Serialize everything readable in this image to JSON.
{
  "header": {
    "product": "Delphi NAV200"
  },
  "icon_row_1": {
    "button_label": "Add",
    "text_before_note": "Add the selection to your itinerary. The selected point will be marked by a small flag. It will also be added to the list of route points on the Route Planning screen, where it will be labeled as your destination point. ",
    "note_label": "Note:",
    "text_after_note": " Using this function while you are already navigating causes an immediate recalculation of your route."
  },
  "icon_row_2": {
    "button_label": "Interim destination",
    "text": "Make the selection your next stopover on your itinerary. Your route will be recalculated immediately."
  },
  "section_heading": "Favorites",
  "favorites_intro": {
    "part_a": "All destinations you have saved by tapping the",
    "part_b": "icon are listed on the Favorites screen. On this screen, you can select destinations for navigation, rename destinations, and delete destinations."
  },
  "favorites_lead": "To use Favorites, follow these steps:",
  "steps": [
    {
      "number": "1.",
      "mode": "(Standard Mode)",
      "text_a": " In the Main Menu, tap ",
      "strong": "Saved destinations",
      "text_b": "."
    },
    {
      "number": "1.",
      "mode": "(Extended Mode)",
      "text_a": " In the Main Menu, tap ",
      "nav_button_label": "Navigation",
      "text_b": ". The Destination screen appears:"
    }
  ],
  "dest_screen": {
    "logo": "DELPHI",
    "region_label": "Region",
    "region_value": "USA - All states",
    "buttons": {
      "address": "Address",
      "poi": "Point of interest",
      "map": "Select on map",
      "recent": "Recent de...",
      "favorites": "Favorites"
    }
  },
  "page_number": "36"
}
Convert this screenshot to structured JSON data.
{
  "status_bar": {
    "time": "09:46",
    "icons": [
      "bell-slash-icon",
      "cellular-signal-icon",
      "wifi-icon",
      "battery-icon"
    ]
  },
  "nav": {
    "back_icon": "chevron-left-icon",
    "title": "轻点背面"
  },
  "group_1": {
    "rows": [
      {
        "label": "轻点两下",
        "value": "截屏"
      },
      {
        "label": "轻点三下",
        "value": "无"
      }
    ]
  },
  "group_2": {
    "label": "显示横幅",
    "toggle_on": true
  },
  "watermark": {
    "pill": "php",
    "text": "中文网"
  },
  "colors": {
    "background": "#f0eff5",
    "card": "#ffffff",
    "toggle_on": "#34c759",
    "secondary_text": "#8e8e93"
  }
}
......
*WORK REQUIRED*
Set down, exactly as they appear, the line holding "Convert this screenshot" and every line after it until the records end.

*ANSWER AREA*
Convert this screenshot to structured JSON data.
{
  "status_bar": {
    "time": "09:46",
    "icons": [
      "bell-slash-icon",
      "cellular-signal-icon",
      "wifi-icon",
      "battery-icon"
    ]
  },
  "nav": {
    "back_icon": "chevron-left-icon",
    "title": "轻点背面"
  },
  "group_1": {
    "rows": [
      {
        "label": "轻点两下",
        "value": "截屏"
      },
      {
        "label": "轻点三下",
        "value": "无"
      }
    ]
  },
  "group_2": {
    "label": "显示横幅",
    "toggle_on": true
  },
  "watermark": {
    "pill": "php",
    "text": "中文网"
  },
  "colors": {
    "background": "#f0eff5",
    "card": "#ffffff",
    "toggle_on": "#34c759",
    "secondary_text": "#8e8e93"
  }
}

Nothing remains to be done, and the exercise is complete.